Banks, retailers take stocks lower; smaller companies sink

Combined Shape

SINGAPORE (AP) — Asian markets tumbled on Friday after China reported weaker-than-expected economic data, stirring up worries about the state of the world’s second largest economy.

KEEPING SCORE: Japan’s Nikkei 225 index slid 1.7 percent to 21,439.16 and the Kospi in South Korea lost 1.2 percent to 2,070.70. Hong Kong’s Hang Seng was down 1.4 percent at 26,165.88. The Shanghai Composite index fell 0.7 percent to 2,616.77. Australia’s S&P ASX 200 shed 0.8 percent to 5,614.10. Shares were also lower in Taiwan and Southeast Asia.

WALL STREET: Major U.S. indexes spent the day switching between small gains and losses before settling for a mixed finish. Small companies fell and high-dividend stocks, which investors favor when they want to reduce risk, rose. The S&P 500 index was almost flat at 2,650.54. The Dow Jones Industrial Average added 0.3 percent to 24,597.38 while the Nasdaq composite gave up 0.4 percent to 7,070.33. The Russell 2000 index of smaller company stocks slipped 1.6 percent to 1,432.70.

CHINESE DATA: Chinese industrial output and retail sales slowed in November, official data from the National Bureau of Statistics showed Friday. Industrial output rose 5.4 percent over a year ago, compared with a 5.9 percent rise in October. Retail sales grew by 8.1 percent, down from 8.6 percent in the previous month. Investors are keeping close tabs on Chinese economic releases amid the country’s trade dispute with the U.S. The two countries have agreed to a 90-day cease-fire on tariffs and are planning to use the time to resolve a myriad of issues.

ANALYST’S TAKE: “Markets have been anticipating slower growth in production because of trade tensions. But retail sales show that consumption may not be strong enough to support the external sector,” said Francis Tan, investment strategist at UOB Private Bank. “These slower numbers will surface on policymakers’ dashboards and there is a possibility of more stimulus early in the new year,” he added.

Trending:
Watch: Biden Stumbles, Struggles to Speak for 41 Seconds Straight

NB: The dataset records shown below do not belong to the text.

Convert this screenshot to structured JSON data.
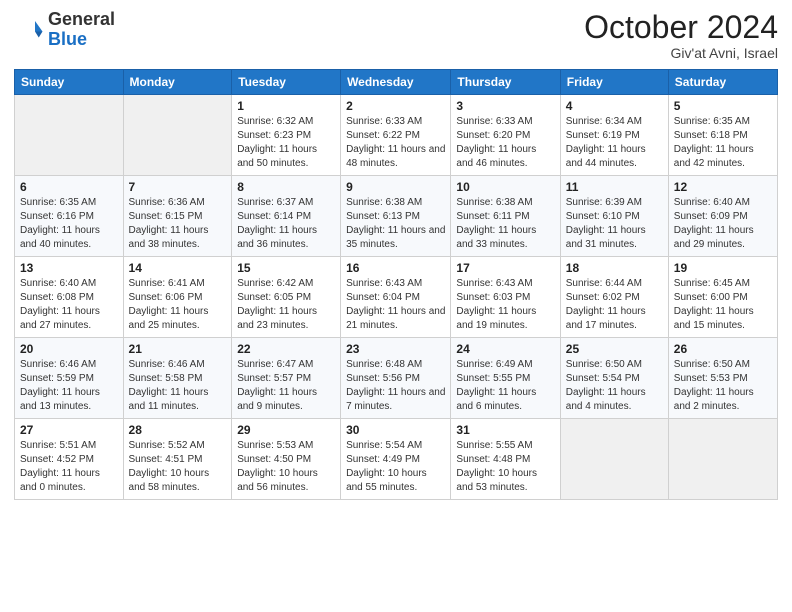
{
  "logo": {
    "general": "General",
    "blue": "Blue"
  },
  "title": "October 2024",
  "location": "Giv'at Avni, Israel",
  "days_of_week": [
    "Sunday",
    "Monday",
    "Tuesday",
    "Wednesday",
    "Thursday",
    "Friday",
    "Saturday"
  ],
  "weeks": [
    [
      {
        "day": "",
        "info": ""
      },
      {
        "day": "",
        "info": ""
      },
      {
        "day": "1",
        "info": "Sunrise: 6:32 AM\nSunset: 6:23 PM\nDaylight: 11 hours and 50 minutes."
      },
      {
        "day": "2",
        "info": "Sunrise: 6:33 AM\nSunset: 6:22 PM\nDaylight: 11 hours and 48 minutes."
      },
      {
        "day": "3",
        "info": "Sunrise: 6:33 AM\nSunset: 6:20 PM\nDaylight: 11 hours and 46 minutes."
      },
      {
        "day": "4",
        "info": "Sunrise: 6:34 AM\nSunset: 6:19 PM\nDaylight: 11 hours and 44 minutes."
      },
      {
        "day": "5",
        "info": "Sunrise: 6:35 AM\nSunset: 6:18 PM\nDaylight: 11 hours and 42 minutes."
      }
    ],
    [
      {
        "day": "6",
        "info": "Sunrise: 6:35 AM\nSunset: 6:16 PM\nDaylight: 11 hours and 40 minutes."
      },
      {
        "day": "7",
        "info": "Sunrise: 6:36 AM\nSunset: 6:15 PM\nDaylight: 11 hours and 38 minutes."
      },
      {
        "day": "8",
        "info": "Sunrise: 6:37 AM\nSunset: 6:14 PM\nDaylight: 11 hours and 36 minutes."
      },
      {
        "day": "9",
        "info": "Sunrise: 6:38 AM\nSunset: 6:13 PM\nDaylight: 11 hours and 35 minutes."
      },
      {
        "day": "10",
        "info": "Sunrise: 6:38 AM\nSunset: 6:11 PM\nDaylight: 11 hours and 33 minutes."
      },
      {
        "day": "11",
        "info": "Sunrise: 6:39 AM\nSunset: 6:10 PM\nDaylight: 11 hours and 31 minutes."
      },
      {
        "day": "12",
        "info": "Sunrise: 6:40 AM\nSunset: 6:09 PM\nDaylight: 11 hours and 29 minutes."
      }
    ],
    [
      {
        "day": "13",
        "info": "Sunrise: 6:40 AM\nSunset: 6:08 PM\nDaylight: 11 hours and 27 minutes."
      },
      {
        "day": "14",
        "info": "Sunrise: 6:41 AM\nSunset: 6:06 PM\nDaylight: 11 hours and 25 minutes."
      },
      {
        "day": "15",
        "info": "Sunrise: 6:42 AM\nSunset: 6:05 PM\nDaylight: 11 hours and 23 minutes."
      },
      {
        "day": "16",
        "info": "Sunrise: 6:43 AM\nSunset: 6:04 PM\nDaylight: 11 hours and 21 minutes."
      },
      {
        "day": "17",
        "info": "Sunrise: 6:43 AM\nSunset: 6:03 PM\nDaylight: 11 hours and 19 minutes."
      },
      {
        "day": "18",
        "info": "Sunrise: 6:44 AM\nSunset: 6:02 PM\nDaylight: 11 hours and 17 minutes."
      },
      {
        "day": "19",
        "info": "Sunrise: 6:45 AM\nSunset: 6:00 PM\nDaylight: 11 hours and 15 minutes."
      }
    ],
    [
      {
        "day": "20",
        "info": "Sunrise: 6:46 AM\nSunset: 5:59 PM\nDaylight: 11 hours and 13 minutes."
      },
      {
        "day": "21",
        "info": "Sunrise: 6:46 AM\nSunset: 5:58 PM\nDaylight: 11 hours and 11 minutes."
      },
      {
        "day": "22",
        "info": "Sunrise: 6:47 AM\nSunset: 5:57 PM\nDaylight: 11 hours and 9 minutes."
      },
      {
        "day": "23",
        "info": "Sunrise: 6:48 AM\nSunset: 5:56 PM\nDaylight: 11 hours and 7 minutes."
      },
      {
        "day": "24",
        "info": "Sunrise: 6:49 AM\nSunset: 5:55 PM\nDaylight: 11 hours and 6 minutes."
      },
      {
        "day": "25",
        "info": "Sunrise: 6:50 AM\nSunset: 5:54 PM\nDaylight: 11 hours and 4 minutes."
      },
      {
        "day": "26",
        "info": "Sunrise: 6:50 AM\nSunset: 5:53 PM\nDaylight: 11 hours and 2 minutes."
      }
    ],
    [
      {
        "day": "27",
        "info": "Sunrise: 5:51 AM\nSunset: 4:52 PM\nDaylight: 11 hours and 0 minutes."
      },
      {
        "day": "28",
        "info": "Sunrise: 5:52 AM\nSunset: 4:51 PM\nDaylight: 10 hours and 58 minutes."
      },
      {
        "day": "29",
        "info": "Sunrise: 5:53 AM\nSunset: 4:50 PM\nDaylight: 10 hours and 56 minutes."
      },
      {
        "day": "30",
        "info": "Sunrise: 5:54 AM\nSunset: 4:49 PM\nDaylight: 10 hours and 55 minutes."
      },
      {
        "day": "31",
        "info": "Sunrise: 5:55 AM\nSunset: 4:48 PM\nDaylight: 10 hours and 53 minutes."
      },
      {
        "day": "",
        "info": ""
      },
      {
        "day": "",
        "info": ""
      }
    ]
  ]
}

JAPAN’S TANKAN: A Bank of Japan survey released Friday measuring confidence among large-scale manufacturers held steady at 19 points. The “tankan” survey, which includes automakers and electronics companies, was flat for the second month after three quarters of decline. It reflects the difference in the number of companies with “favorable” outlooks and those with “unfavorable” ones. Analysts said the showing is decent, given that the Japanese economy contracted in the first and third quarters, but it could be a sign that global trade tensions are still weighing on corporate sentiment.

ENERGY: Benchmark U.S. crude fell 10 cents to $52.48 a barrel in electronic trading on the New York Mercantile Exchange. The contract settled at $52.58 in New York on Thursday. Brent crude, used to price international oils, dropped 34 cents to $61.11 in London.

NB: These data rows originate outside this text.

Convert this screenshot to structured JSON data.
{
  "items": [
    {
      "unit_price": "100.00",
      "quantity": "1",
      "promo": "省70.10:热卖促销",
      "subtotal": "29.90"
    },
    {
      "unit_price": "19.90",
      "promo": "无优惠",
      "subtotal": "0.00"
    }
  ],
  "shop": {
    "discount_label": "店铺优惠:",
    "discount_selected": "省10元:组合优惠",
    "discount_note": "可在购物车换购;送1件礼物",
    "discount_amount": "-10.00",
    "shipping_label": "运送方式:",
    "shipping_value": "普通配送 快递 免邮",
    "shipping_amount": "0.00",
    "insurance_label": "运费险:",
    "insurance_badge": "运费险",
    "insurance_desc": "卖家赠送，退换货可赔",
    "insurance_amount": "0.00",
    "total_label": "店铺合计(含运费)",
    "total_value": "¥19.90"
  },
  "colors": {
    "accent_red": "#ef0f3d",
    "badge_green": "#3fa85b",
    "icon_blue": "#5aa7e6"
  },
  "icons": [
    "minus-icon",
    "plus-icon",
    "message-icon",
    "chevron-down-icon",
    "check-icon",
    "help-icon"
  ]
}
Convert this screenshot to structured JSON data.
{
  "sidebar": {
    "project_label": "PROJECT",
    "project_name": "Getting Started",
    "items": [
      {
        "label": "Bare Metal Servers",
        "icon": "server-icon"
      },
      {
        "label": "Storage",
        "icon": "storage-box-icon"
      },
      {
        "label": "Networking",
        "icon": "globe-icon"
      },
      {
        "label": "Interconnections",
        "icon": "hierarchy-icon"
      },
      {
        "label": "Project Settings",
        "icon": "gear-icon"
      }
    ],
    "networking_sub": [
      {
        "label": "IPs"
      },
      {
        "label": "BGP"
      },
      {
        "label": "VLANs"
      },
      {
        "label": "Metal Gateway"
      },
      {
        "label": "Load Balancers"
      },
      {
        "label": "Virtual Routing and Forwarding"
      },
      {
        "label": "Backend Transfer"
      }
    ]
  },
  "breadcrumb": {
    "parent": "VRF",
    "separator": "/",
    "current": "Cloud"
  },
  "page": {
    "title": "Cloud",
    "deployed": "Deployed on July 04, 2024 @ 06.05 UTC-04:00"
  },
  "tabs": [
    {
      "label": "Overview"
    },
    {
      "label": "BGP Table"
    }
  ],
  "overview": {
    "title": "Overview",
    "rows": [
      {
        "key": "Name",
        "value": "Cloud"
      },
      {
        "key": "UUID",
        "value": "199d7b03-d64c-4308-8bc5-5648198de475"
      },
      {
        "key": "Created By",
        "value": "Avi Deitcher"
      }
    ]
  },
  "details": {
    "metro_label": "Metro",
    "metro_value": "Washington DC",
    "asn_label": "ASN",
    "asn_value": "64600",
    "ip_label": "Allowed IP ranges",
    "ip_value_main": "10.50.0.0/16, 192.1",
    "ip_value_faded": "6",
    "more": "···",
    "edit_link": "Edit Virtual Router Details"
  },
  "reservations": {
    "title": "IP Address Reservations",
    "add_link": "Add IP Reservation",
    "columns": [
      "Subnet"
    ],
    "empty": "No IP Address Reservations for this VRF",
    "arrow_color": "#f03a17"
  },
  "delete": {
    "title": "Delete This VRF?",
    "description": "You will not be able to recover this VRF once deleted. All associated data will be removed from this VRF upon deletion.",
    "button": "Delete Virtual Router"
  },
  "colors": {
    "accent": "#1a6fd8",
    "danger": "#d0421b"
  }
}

CURRENCIES: The dollar weakened to 113.48 yen from 113.63 yen in late trading Thursday. The euro eased to $1.1360 from $1.1361.

___

AP Business Writer Marley Jay contributed to this report. He can be reached at http://twitter.com/MarleyJayAP

The Western Journal has not reviewed this Associated Press story prior to publication. Therefore, it may contain editorial bias or may in some other way not meet our normal editorial standards. It is provided to our readers as a service from The Western Journal.

Truth and Accuracy

Submit a Correction →






We are committed to truth and accuracy in all of our journalism. Read our editorial standards.

Tags:
The Associated Press is an independent, not-for-profit news cooperative headquartered in New York City. Their teams in over 100 countries tell the world’s stories, from breaking news to investigative reporting. They provide content and services to help engage audiences worldwide, working with companies of all types, from broadcasters to brands.
The Associated Press was the first private sector organization in the U.S. to operate on a national scale. Over the past 170 years, they have been first to inform the world of many of history's most important moments, from the assassination of Abraham Lincoln and the bombing of Pearl Harbor to the fall of the Shah of Iran and the death of Pope John Paul.

Today, they operate in 263 locations in more than 100 countries relaying breaking news, covering war and conflict and producing enterprise reports that tell the world's stories.
Location
New York City




Conversation